TASK ITEM: Copy the data below in full, exactly as it appears.

Dataset rows describing interfaces
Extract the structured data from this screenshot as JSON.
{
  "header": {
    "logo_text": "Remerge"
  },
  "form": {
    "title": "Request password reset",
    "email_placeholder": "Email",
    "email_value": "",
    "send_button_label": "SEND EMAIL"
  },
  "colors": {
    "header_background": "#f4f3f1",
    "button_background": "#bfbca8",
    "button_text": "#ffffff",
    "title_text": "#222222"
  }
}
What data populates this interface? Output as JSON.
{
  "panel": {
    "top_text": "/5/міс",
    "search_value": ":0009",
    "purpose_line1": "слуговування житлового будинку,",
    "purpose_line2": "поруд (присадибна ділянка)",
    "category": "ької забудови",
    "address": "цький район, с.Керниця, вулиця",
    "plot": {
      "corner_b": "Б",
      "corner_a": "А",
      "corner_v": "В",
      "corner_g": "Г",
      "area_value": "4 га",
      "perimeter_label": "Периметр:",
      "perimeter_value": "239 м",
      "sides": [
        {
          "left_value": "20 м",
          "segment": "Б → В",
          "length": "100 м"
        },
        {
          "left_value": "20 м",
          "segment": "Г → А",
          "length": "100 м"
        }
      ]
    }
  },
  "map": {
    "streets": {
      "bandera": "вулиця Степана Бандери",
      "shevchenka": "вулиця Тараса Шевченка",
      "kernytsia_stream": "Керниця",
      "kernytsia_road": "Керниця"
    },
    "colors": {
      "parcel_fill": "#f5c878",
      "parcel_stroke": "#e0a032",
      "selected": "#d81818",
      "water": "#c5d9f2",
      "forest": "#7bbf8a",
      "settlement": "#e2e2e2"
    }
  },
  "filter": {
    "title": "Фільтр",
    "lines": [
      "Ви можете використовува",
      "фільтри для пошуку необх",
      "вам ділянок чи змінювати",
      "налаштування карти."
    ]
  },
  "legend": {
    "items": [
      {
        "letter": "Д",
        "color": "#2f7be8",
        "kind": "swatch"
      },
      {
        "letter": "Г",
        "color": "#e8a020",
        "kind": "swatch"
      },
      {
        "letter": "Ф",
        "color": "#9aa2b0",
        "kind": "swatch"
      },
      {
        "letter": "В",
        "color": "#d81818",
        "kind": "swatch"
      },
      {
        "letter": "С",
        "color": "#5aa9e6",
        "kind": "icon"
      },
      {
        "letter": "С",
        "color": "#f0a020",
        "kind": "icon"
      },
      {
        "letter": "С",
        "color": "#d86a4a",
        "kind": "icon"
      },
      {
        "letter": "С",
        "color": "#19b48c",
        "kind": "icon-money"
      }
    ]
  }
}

TASK ANSWER:
Extract the structured data from this screenshot as JSON.
{
  "header": {
    "logo_text": "Remerge"
  },
  "form": {
    "title": "Request password reset",
    "email_placeholder": "Email",
    "email_value": "",
    "send_button_label": "SEND EMAIL"
  },
  "colors": {
    "header_background": "#f4f3f1",
    "button_background": "#bfbca8",
    "button_text": "#ffffff",
    "title_text": "#222222"
  }
}
What data populates this interface? Output as JSON.
{
  "panel": {
    "top_text": "/5/міс",
    "search_value": ":0009",
    "purpose_line1": "слуговування житлового будинку,",
    "purpose_line2": "поруд (присадибна ділянка)",
    "category": "ької забудови",
    "address": "цький район, с.Керниця, вулиця",
    "plot": {
      "corner_b": "Б",
      "corner_a": "А",
      "corner_v": "В",
      "corner_g": "Г",
      "area_value": "4 га",
      "perimeter_label": "Периметр:",
      "perimeter_value": "239 м",
      "sides": [
        {
          "left_value": "20 м",
          "segment": "Б → В",
          "length": "100 м"
        },
        {
          "left_value": "20 м",
          "segment": "Г → А",
          "length": "100 м"
        }
      ]
    }
  },
  "map": {
    "streets": {
      "bandera": "вулиця Степана Бандери",
      "shevchenka": "вулиця Тараса Шевченка",
      "kernytsia_stream": "Керниця",
      "kernytsia_road": "Керниця"
    },
    "colors": {
      "parcel_fill": "#f5c878",
      "parcel_stroke": "#e0a032",
      "selected": "#d81818",
      "water": "#c5d9f2",
      "forest": "#7bbf8a",
      "settlement": "#e2e2e2"
    }
  },
  "filter": {
    "title": "Фільтр",
    "lines": [
      "Ви можете використовува",
      "фільтри для пошуку необх",
      "вам ділянок чи змінювати",
      "налаштування карти."
    ]
  },
  "legend": {
    "items": [
      {
        "letter": "Д",
        "color": "#2f7be8",
        "kind": "swatch"
      },
      {
        "letter": "Г",
        "color": "#e8a020",
        "kind": "swatch"
      },
      {
        "letter": "Ф",
        "color": "#9aa2b0",
        "kind": "swatch"
      },
      {
        "letter": "В",
        "color": "#d81818",
        "kind": "swatch"
      },
      {
        "letter": "С",
        "color": "#5aa9e6",
        "kind": "icon"
      },
      {
        "letter": "С",
        "color": "#f0a020",
        "kind": "icon"
      },
      {
        "letter": "С",
        "color": "#d86a4a",
        "kind": "icon"
      },
      {
        "letter": "С",
        "color": "#19b48c",
        "kind": "icon-money"
      }
    ]
  }
}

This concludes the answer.